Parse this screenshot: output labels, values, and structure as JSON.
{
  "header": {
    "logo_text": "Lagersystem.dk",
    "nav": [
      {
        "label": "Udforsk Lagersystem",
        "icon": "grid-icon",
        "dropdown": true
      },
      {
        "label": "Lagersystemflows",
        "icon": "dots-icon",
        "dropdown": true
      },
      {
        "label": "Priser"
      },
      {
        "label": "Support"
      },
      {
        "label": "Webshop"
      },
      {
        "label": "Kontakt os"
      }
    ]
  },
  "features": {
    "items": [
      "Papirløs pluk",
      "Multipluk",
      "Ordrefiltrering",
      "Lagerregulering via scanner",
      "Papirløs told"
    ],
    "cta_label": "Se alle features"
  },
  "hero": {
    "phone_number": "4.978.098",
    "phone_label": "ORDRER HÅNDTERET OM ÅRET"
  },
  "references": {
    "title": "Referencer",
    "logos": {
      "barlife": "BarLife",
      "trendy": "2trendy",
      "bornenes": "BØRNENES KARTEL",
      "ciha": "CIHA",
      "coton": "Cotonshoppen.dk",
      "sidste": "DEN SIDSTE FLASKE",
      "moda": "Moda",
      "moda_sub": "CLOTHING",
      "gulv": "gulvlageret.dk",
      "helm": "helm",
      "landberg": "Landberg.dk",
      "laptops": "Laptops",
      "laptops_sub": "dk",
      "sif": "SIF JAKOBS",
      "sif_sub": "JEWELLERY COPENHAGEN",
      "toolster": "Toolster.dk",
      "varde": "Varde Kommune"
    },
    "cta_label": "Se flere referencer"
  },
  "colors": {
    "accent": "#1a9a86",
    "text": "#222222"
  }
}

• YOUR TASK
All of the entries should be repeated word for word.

• OUTPUT FOR THIS EXERCISE
Parse this screenshot: output labels, values, and structure as JSON.
{
  "header": {
    "logo_text": "Lagersystem.dk",
    "nav": [
      {
        "label": "Udforsk Lagersystem",
        "icon": "grid-icon",
        "dropdown": true
      },
      {
        "label": "Lagersystemflows",
        "icon": "dots-icon",
        "dropdown": true
      },
      {
        "label": "Priser"
      },
      {
        "label": "Support"
      },
      {
        "label": "Webshop"
      },
      {
        "label": "Kontakt os"
      }
    ]
  },
  "features": {
    "items": [
      "Papirløs pluk",
      "Multipluk",
      "Ordrefiltrering",
      "Lagerregulering via scanner",
      "Papirløs told"
    ],
    "cta_label": "Se alle features"
  },
  "hero": {
    "phone_number": "4.978.098",
    "phone_label": "ORDRER HÅNDTERET OM ÅRET"
  },
  "references": {
    "title": "Referencer",
    "logos": {
      "barlife": "BarLife",
      "trendy": "2trendy",
      "bornenes": "BØRNENES KARTEL",
      "ciha": "CIHA",
      "coton": "Cotonshoppen.dk",
      "sidste": "DEN SIDSTE FLASKE",
      "moda": "Moda",
      "moda_sub": "CLOTHING",
      "gulv": "gulvlageret.dk",
      "helm": "helm",
      "landberg": "Landberg.dk",
      "laptops": "Laptops",
      "laptops_sub": "dk",
      "sif": "SIF JAKOBS",
      "sif_sub": "JEWELLERY COPENHAGEN",
      "toolster": "Toolster.dk",
      "varde": "Varde Kommune"
    },
    "cta_label": "Se flere referencer"
  },
  "colors": {
    "accent": "#1a9a86",
    "text": "#222222"
  }
}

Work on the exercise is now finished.